• **MATERIAL PROVIDED**
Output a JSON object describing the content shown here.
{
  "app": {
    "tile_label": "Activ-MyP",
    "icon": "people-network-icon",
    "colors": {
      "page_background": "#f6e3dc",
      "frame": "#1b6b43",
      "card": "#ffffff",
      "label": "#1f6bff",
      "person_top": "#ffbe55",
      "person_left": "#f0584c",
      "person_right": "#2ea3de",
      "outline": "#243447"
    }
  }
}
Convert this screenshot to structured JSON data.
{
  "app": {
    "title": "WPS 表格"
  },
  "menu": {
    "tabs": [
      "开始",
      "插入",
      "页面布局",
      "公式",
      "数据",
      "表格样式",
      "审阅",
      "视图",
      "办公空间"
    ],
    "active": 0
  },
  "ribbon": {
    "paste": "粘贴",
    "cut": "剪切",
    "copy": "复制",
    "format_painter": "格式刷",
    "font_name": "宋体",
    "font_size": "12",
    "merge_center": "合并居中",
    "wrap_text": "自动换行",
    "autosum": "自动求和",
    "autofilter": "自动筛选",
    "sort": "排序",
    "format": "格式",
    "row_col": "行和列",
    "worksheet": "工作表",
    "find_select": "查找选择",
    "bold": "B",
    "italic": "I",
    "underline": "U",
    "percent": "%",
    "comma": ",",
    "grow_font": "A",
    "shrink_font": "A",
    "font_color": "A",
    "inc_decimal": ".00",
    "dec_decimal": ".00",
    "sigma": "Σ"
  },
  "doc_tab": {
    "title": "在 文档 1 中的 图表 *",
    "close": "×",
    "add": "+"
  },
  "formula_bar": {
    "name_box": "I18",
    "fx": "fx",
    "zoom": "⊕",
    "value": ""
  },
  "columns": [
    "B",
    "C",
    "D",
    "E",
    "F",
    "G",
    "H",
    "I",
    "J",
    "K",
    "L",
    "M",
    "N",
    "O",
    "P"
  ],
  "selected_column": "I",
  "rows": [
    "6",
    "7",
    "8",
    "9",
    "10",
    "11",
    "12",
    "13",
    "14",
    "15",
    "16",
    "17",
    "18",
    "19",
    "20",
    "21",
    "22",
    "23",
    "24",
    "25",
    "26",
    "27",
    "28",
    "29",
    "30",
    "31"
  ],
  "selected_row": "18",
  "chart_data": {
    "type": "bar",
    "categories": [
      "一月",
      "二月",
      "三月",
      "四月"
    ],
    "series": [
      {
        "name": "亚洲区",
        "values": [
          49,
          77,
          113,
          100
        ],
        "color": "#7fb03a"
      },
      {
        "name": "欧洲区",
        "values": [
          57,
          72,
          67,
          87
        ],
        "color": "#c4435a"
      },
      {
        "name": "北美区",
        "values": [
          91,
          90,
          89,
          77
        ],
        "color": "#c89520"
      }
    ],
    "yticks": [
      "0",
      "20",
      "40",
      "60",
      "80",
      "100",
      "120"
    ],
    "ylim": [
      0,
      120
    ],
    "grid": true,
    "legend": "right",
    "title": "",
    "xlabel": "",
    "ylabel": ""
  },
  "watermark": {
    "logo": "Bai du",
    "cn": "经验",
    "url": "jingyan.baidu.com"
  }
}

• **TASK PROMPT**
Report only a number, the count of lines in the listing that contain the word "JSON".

• **EXPECTED ANSWER**
2